Verde Volume 20 Issue 4

Page 26


Photos and art by ZOË WONG-VANHAREN



OCAL FARMERS SELL fresh produce and fruit, among other locally grown goods; musicians busk along the street, serenading strangers with live tunes; residents stroll between booths which offer everything from fresh-off-the-vine vegetables to knife sharpening services. Palo Alto’s pop-up weekend farmers’ markets are hubs for members of the community.

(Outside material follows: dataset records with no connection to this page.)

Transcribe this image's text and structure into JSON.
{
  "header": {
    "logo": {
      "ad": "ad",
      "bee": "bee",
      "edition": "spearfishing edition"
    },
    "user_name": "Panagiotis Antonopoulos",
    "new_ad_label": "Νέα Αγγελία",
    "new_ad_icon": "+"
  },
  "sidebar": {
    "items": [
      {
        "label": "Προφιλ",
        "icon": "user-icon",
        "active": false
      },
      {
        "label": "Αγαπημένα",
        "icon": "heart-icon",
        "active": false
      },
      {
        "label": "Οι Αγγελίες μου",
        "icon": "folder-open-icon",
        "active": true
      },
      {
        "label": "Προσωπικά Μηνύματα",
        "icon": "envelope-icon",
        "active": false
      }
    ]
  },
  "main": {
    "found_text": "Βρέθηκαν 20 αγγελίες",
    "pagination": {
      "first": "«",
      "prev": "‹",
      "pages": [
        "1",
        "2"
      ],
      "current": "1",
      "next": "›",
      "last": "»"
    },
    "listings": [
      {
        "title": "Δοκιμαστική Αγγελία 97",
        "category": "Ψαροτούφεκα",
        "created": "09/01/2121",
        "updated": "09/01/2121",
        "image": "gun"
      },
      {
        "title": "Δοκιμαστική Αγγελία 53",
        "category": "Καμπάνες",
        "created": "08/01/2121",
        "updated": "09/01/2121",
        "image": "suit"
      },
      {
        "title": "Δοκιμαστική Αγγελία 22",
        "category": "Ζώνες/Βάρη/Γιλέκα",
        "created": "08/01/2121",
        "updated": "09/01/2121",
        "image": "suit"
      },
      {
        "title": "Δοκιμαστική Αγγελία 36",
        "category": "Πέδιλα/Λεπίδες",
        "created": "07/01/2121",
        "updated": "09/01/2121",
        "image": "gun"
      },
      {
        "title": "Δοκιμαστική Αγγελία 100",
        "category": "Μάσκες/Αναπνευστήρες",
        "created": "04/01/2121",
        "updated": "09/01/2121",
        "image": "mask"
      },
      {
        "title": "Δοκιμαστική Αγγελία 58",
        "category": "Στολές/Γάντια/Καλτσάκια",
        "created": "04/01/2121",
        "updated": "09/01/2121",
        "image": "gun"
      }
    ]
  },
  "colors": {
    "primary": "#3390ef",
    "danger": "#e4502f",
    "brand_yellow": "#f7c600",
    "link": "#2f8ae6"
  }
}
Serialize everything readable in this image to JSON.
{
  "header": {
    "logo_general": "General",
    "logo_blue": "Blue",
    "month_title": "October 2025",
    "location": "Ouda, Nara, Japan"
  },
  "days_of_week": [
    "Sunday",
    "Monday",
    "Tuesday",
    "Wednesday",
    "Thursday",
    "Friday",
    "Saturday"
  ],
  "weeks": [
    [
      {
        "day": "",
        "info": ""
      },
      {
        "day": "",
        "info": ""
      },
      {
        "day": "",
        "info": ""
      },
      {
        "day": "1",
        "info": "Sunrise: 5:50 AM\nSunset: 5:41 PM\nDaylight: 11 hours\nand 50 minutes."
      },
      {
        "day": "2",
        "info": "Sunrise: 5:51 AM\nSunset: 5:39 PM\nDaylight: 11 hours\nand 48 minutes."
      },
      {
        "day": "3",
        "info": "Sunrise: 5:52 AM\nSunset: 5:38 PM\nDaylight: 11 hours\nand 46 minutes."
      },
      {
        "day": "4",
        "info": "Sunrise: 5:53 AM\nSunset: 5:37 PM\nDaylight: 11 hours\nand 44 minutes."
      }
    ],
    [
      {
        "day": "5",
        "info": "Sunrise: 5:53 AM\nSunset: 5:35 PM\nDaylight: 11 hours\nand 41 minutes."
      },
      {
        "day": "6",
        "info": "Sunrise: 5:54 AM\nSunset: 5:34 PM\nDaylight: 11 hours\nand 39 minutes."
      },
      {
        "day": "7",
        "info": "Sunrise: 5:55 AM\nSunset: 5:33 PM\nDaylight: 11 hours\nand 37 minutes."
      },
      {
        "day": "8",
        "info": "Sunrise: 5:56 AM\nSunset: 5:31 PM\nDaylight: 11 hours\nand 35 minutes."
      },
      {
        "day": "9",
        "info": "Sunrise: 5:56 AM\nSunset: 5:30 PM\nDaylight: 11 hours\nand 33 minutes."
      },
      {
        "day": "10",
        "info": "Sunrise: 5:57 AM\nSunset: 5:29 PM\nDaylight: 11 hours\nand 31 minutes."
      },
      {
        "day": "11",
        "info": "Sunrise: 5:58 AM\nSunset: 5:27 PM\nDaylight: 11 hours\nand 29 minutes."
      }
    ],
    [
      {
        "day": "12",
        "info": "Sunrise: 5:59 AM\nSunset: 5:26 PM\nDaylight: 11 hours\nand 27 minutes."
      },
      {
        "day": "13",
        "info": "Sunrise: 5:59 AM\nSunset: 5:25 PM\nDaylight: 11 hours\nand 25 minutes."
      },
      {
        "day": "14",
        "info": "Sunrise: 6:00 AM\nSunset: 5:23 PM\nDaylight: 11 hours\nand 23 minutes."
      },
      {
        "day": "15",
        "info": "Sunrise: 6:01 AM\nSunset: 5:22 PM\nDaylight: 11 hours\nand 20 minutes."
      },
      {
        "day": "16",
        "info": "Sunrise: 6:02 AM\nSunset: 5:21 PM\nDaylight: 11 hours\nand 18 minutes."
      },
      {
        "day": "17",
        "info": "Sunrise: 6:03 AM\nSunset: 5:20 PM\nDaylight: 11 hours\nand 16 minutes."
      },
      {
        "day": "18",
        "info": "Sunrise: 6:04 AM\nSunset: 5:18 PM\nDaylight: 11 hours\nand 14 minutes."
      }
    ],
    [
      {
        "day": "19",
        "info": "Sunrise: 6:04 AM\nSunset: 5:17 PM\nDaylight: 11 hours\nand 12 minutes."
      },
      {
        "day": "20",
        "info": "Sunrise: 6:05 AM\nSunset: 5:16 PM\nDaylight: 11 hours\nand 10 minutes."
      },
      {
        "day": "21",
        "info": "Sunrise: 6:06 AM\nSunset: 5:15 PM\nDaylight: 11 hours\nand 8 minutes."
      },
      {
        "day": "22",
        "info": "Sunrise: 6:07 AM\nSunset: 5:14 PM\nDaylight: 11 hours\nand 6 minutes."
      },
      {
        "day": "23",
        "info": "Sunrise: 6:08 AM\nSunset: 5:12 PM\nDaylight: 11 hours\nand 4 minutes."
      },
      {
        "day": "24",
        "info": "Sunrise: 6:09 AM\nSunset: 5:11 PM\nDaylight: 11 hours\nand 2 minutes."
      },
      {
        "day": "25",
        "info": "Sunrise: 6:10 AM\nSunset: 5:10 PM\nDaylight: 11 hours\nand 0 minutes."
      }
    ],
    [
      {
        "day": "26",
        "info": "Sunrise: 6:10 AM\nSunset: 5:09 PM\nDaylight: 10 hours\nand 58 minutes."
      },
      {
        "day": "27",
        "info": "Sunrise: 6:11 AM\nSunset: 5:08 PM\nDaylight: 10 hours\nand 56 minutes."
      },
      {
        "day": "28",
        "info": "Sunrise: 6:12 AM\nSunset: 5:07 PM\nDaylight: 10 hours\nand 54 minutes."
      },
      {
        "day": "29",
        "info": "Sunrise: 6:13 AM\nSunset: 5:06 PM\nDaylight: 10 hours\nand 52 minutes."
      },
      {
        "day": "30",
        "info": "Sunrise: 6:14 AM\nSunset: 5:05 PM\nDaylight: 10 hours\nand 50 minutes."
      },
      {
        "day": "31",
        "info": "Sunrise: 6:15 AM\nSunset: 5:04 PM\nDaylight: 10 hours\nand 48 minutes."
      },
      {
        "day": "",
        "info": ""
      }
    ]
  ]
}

Palo Alto High School freshman Natalia Cossio is a frequent visitor and long

time shopper at the California Ave farmers’ market, and her family has bought the majority of their groceries here for many years. “My family comes every week,” she says. “You bring your own bags … Everyone knows each other and you just see people from Palo Alto.” For Cossio, the sense of community is an added perk to the market. “It’s a lot more sustainable than buying things from like, halfway across the world, or even just across the country,” Cossio says. “It comes from pretty close by and you

know a lot of the vendors too, so it’s just keeping things local.” Choosing local food also preserves small, non-commercial farmland while reducing “food miles” — the distance food travels until it reaches the consumer. With the increasing awareness about global warming and climate change in the Bay Area, Palo Alto residents have turned to different ways to be more “green” for their environment. From renewable energy sources to raising backyard chickens, here are some ways Palo Alto community members are reducing their ecological footprint and making an environmental impact. v “Green” houses For some, being environmentally friendly means small steps, not a goal which regulates their life. For others, however, being green is a lifestyle. For Palo Alto resident Sven Thesen, the latter is true. Thesen’s home is a certified platinum Leadership in Energy and Environmental Design, a zero net-energy house just blocks away from Paly. When building the strucCLEAN COOKING Sven Thesen puts a kettle on his induction stove. Thesen is the owner of a zero net-energy house. “I want to get the knowledge out to not be afraid,” Thesen says. “Big picture, the lights work, the stove works, it’s comfortable, I’m in a T-shirt and it’s midMarch.”

26 APRIL 2019